Work request: Your job is to copy every line in the material containing the word "arrow".

Listed records:
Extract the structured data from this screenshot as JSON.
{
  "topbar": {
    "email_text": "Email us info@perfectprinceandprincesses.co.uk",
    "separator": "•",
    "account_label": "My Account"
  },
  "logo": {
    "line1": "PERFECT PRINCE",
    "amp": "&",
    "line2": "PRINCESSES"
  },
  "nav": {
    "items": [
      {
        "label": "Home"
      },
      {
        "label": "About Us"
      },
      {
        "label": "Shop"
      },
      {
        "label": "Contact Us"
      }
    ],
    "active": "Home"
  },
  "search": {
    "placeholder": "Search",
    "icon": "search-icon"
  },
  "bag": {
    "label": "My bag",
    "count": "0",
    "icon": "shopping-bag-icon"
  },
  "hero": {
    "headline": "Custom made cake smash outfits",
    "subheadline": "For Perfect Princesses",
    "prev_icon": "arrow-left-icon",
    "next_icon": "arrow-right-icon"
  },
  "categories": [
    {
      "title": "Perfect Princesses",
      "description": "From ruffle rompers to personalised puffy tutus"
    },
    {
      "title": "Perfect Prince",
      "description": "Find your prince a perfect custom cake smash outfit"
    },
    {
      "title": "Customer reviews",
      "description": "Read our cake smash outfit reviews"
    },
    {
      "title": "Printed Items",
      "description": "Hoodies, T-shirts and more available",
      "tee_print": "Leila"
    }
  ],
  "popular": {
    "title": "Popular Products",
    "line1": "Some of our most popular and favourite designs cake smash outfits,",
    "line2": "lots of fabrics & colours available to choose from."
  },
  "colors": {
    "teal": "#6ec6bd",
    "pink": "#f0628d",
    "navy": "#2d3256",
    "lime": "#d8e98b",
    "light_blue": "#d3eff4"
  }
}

Your response:
    "prev_icon": "arrow-left-icon",
    "next_icon": "arrow-right-icon"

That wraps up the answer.